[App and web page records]

▬▬▬▬▬▬

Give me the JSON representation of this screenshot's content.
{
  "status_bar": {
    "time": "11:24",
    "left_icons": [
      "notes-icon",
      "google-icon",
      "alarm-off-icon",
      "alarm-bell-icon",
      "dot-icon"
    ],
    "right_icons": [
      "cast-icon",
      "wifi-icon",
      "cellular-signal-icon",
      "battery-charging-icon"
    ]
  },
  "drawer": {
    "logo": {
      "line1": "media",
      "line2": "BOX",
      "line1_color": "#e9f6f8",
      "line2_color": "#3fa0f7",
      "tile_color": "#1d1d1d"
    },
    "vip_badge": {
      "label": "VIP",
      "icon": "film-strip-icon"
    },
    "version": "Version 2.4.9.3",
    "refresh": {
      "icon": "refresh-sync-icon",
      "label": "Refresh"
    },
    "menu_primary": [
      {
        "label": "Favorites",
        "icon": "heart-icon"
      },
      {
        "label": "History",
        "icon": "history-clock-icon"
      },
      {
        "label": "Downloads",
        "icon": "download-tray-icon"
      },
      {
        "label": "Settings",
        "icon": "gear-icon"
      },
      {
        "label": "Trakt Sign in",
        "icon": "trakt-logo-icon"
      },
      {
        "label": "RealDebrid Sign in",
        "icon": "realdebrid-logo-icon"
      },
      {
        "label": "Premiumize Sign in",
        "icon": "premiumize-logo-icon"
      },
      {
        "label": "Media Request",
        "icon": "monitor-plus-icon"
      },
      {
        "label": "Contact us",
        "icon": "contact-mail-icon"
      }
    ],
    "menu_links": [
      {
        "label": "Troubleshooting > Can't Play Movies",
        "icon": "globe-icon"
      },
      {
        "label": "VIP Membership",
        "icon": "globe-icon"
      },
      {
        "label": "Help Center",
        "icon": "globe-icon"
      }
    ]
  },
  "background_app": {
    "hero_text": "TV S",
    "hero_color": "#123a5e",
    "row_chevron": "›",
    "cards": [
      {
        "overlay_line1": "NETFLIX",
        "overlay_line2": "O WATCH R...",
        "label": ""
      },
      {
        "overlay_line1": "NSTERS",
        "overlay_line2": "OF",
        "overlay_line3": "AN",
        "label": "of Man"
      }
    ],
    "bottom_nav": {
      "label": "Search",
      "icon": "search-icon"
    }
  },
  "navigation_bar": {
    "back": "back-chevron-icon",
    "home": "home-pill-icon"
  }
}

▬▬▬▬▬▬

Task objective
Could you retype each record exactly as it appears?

Answer space
Give me the JSON representation of this screenshot's content.
{
  "status_bar": {
    "time": "11:24",
    "left_icons": [
      "notes-icon",
      "google-icon",
      "alarm-off-icon",
      "alarm-bell-icon",
      "dot-icon"
    ],
    "right_icons": [
      "cast-icon",
      "wifi-icon",
      "cellular-signal-icon",
      "battery-charging-icon"
    ]
  },
  "drawer": {
    "logo": {
      "line1": "media",
      "line2": "BOX",
      "line1_color": "#e9f6f8",
      "line2_color": "#3fa0f7",
      "tile_color": "#1d1d1d"
    },
    "vip_badge": {
      "label": "VIP",
      "icon": "film-strip-icon"
    },
    "version": "Version 2.4.9.3",
    "refresh": {
      "icon": "refresh-sync-icon",
      "label": "Refresh"
    },
    "menu_primary": [
      {
        "label": "Favorites",
        "icon": "heart-icon"
      },
      {
        "label": "History",
        "icon": "history-clock-icon"
      },
      {
        "label": "Downloads",
        "icon": "download-tray-icon"
      },
      {
        "label": "Settings",
        "icon": "gear-icon"
      },
      {
        "label": "Trakt Sign in",
        "icon": "trakt-logo-icon"
      },
      {
        "label": "RealDebrid Sign in",
        "icon": "realdebrid-logo-icon"
      },
      {
        "label": "Premiumize Sign in",
        "icon": "premiumize-logo-icon"
      },
      {
        "label": "Media Request",
        "icon": "monitor-plus-icon"
      },
      {
        "label": "Contact us",
        "icon": "contact-mail-icon"
      }
    ],
    "menu_links": [
      {
        "label": "Troubleshooting > Can't Play Movies",
        "icon": "globe-icon"
      },
      {
        "label": "VIP Membership",
        "icon": "globe-icon"
      },
      {
        "label": "Help Center",
        "icon": "globe-icon"
      }
    ]
  },
  "background_app": {
    "hero_text": "TV S",
    "hero_color": "#123a5e",
    "row_chevron": "›",
    "cards": [
      {
        "overlay_line1": "NETFLIX",
        "overlay_line2": "O WATCH R...",
        "label": ""
      },
      {
        "overlay_line1": "NSTERS",
        "overlay_line2": "OF",
        "overlay_line3": "AN",
        "label": "of Man"
      }
    ],
    "bottom_nav": {
      "label": "Search",
      "icon": "search-icon"
    }
  },
  "navigation_bar": {
    "back": "back-chevron-icon",
    "home": "home-pill-icon"
  }
}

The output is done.